TASK DESCRIPTION:
Please show every line in the entries below that includes the word "name".

%%

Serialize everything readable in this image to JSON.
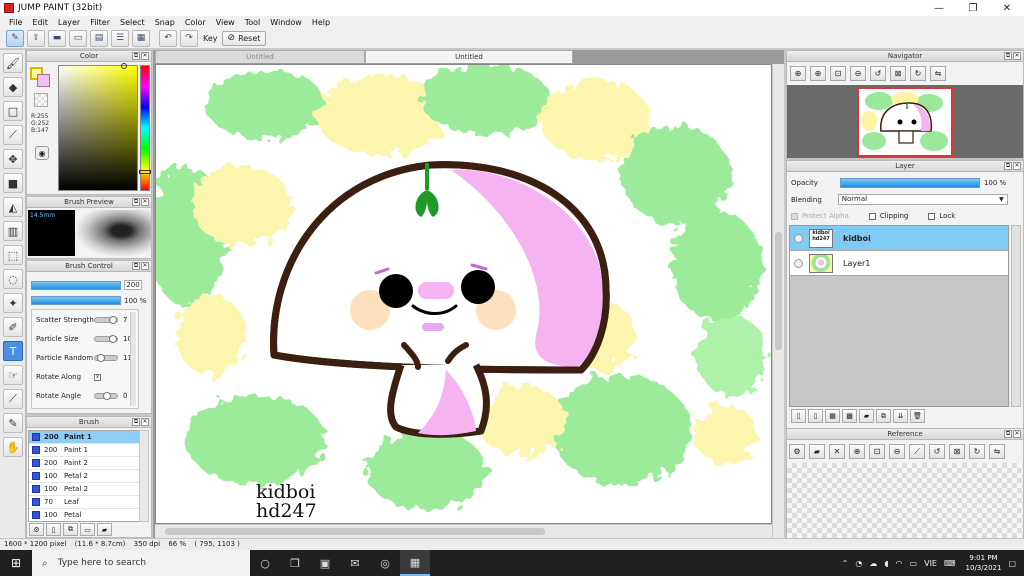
{
  "window": {
    "title": "JUMP PAINT (32bit)",
    "minimize": "—",
    "maximize": "❐",
    "close": "✕"
  },
  "menu": [
    "File",
    "Edit",
    "Layer",
    "Filter",
    "Select",
    "Snap",
    "Color",
    "View",
    "Tool",
    "Window",
    "Help"
  ],
  "toolbar": {
    "key_label": "Key",
    "reset_label": "Reset"
  },
  "color_panel": {
    "title": "Color",
    "r": "R:255",
    "g": "G:252",
    "b": "B:147",
    "fg_color": "#ffff93",
    "bg_color": "#f0c0f0"
  },
  "brush_preview": {
    "title": "Brush Preview",
    "size": "14.5mm"
  },
  "brush_control": {
    "title": "Brush Control",
    "size_value": "200",
    "opacity_value": "100 %",
    "params": [
      {
        "label": "Scatter Strength",
        "value": "7"
      },
      {
        "label": "Particle Size",
        "value": "100"
      },
      {
        "label": "Particle Random",
        "value": "11"
      },
      {
        "label": "Rotate Along",
        "value": "x"
      },
      {
        "label": "Rotate Angle",
        "value": "0"
      }
    ]
  },
  "brush_panel": {
    "title": "Brush",
    "items": [
      {
        "size": "200",
        "name": "Paint 1"
      },
      {
        "size": "200",
        "name": "Paint 1"
      },
      {
        "size": "200",
        "name": "Paint 2"
      },
      {
        "size": "100",
        "name": "Petal 2"
      },
      {
        "size": "100",
        "name": "Petal 2"
      },
      {
        "size": "70",
        "name": "Leaf"
      },
      {
        "size": "100",
        "name": "Petal"
      }
    ]
  },
  "document": {
    "tab_inactive": "Untitled",
    "tab_active": "Untitled",
    "signature_line1": "kidboi",
    "signature_line2": "hd247"
  },
  "navigator": {
    "title": "Navigator"
  },
  "layer_panel": {
    "title": "Layer",
    "opacity_label": "Opacity",
    "opacity_value": "100 %",
    "opacity": 1.0,
    "blending_label": "Blending",
    "blending_value": "Normal",
    "protect_alpha": "Protect Alpha",
    "clipping": "Clipping",
    "lock": "Lock",
    "layers": [
      {
        "name": "kidboi",
        "thumb_text": "kidboi hd247"
      },
      {
        "name": "Layer1",
        "thumb_text": ""
      }
    ]
  },
  "reference_panel": {
    "title": "Reference"
  },
  "status": {
    "dimensions": "1600 * 1200 pixel",
    "physical": "(11.6 * 8.7cm)",
    "dpi": "350 dpi",
    "zoom": "66 %",
    "cursor": "( 795, 1103 )"
  },
  "taskbar": {
    "search_placeholder": "Type here to search",
    "lang": "VIE",
    "time": "9:01 PM",
    "date": "10/3/2021"
  },
  "colors": {
    "accent": "#1b8fe0",
    "selected_row": "#80cbf4",
    "cap_outline": "#3b1f10",
    "pink": "#f6b3f2",
    "cheek": "#fde0bd",
    "leaf": "#1e9a29"
  }
}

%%

ANSWER TO THIS EXERCISE:
        "name": "Paint 1"
        "name": "Paint 1"
        "name": "Paint 2"
        "name": "Petal 2"
        "name": "Petal 2"
        "name": "Leaf"
        "name": "Petal"
        "name": "kidboi",
        "name": "Layer1",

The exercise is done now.